- There was mixed reaction from the business community regarding whether the United States should use economic sanctions to encourage China to change its geopolitical positions or practices.
- The U.S. government might not always need to take action against problematic Chinese products or actors; the U.S. public might avoid buying such products if it is informed of the risks.
- Ultimately, the U.S. business community will follow whatever laws and regulations the U.S. government institutes regarding doing business with China. However, businesses will certainly try to find legal workarounds, staying within the letter of the law rather than the spirit.
- Adopt an economic strategy that balances efforts to counter China with investments in strengthening and sustaining U.S. economic and technological leadership, including an increase in funding for science, technology, engineering, and mathematics education and research and providing tax incentives for companies to invest more in research and development.
- Embrace the full range of trade and economic tools to counter China, and expand those tools.
- Work with allies and partners to embrace multilateral measures against problematic Chinese activities; the combined Western economies have far more leverage together than any one of them individually—even the United States.
- Consult U.S. business leaders regularly in advance of major policy changes; even if leaders disagree with a proposed policy change, consultations and advance notice will allow them to better plan and adapt business operations accordingly.

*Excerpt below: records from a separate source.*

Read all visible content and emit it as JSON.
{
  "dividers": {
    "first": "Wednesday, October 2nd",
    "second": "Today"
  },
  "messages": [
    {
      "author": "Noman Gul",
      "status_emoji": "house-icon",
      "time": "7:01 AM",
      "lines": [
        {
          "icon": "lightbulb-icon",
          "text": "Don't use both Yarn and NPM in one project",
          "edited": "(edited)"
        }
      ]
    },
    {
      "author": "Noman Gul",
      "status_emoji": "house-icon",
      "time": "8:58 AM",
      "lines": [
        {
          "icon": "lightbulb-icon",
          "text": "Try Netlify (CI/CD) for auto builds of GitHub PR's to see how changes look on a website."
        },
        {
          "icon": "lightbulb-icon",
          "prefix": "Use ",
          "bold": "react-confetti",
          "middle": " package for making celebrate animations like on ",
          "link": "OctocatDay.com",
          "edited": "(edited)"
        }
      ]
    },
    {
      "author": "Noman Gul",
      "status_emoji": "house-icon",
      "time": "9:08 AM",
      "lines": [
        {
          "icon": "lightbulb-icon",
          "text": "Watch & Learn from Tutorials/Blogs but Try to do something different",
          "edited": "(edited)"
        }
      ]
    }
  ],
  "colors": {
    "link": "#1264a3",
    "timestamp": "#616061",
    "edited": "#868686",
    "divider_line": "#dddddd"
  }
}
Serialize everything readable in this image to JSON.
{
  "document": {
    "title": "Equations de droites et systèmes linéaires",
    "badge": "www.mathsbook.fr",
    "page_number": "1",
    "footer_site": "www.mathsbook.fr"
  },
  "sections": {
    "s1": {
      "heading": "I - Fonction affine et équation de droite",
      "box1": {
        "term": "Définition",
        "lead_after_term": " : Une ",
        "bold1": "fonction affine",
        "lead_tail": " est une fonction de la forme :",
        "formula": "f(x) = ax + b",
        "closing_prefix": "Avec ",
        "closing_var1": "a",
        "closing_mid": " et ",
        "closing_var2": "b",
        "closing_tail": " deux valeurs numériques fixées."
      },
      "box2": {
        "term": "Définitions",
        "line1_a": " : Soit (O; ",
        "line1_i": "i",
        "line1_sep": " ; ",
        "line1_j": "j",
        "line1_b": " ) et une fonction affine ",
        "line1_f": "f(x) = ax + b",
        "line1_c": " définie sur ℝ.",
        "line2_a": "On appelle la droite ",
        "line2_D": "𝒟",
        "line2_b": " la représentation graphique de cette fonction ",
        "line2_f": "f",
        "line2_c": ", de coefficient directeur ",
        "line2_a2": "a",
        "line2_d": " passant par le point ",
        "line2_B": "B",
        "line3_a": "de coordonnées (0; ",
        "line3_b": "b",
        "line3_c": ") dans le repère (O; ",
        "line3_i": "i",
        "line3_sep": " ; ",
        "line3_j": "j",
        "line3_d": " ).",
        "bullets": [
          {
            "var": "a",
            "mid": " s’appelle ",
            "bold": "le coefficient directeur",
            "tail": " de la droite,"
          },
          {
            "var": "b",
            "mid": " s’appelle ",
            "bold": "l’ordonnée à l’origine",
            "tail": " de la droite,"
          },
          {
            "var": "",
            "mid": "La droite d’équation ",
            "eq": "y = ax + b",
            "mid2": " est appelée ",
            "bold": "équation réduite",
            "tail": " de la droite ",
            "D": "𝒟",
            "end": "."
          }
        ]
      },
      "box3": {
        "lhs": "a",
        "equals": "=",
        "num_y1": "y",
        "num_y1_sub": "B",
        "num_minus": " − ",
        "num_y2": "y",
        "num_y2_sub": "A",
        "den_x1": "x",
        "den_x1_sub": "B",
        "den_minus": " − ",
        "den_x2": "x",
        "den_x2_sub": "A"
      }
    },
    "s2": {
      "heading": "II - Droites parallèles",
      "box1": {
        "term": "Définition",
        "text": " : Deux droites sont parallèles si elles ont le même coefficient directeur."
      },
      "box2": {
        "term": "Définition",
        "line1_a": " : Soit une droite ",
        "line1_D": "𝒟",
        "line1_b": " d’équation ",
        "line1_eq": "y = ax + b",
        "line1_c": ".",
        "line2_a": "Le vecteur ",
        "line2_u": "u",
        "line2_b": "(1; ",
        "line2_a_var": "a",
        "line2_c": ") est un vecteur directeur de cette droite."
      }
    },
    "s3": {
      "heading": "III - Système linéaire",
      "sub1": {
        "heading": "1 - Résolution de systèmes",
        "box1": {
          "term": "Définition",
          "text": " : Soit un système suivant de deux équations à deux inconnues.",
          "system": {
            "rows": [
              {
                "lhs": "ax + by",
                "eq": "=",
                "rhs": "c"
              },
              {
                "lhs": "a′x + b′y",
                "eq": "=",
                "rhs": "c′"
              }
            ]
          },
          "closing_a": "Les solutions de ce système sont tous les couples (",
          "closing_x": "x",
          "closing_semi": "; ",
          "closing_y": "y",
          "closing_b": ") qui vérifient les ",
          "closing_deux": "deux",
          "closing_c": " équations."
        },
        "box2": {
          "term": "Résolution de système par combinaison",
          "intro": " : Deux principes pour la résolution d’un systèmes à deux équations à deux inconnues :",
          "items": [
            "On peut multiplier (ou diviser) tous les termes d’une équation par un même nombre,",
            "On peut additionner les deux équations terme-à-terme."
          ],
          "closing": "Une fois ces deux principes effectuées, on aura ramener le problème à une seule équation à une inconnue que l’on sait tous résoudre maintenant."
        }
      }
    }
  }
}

- Avoid U.S. government actions that target the Chinese people; there is little public support in the United States for limiting Chinese nationals from studying or working in the United States, and Chinese students and workers contribute significantly to the U.S. economy and U.S. companies.
- Adopt an information strategy to better inform the U.S. public about the risks or problems associated with products from China.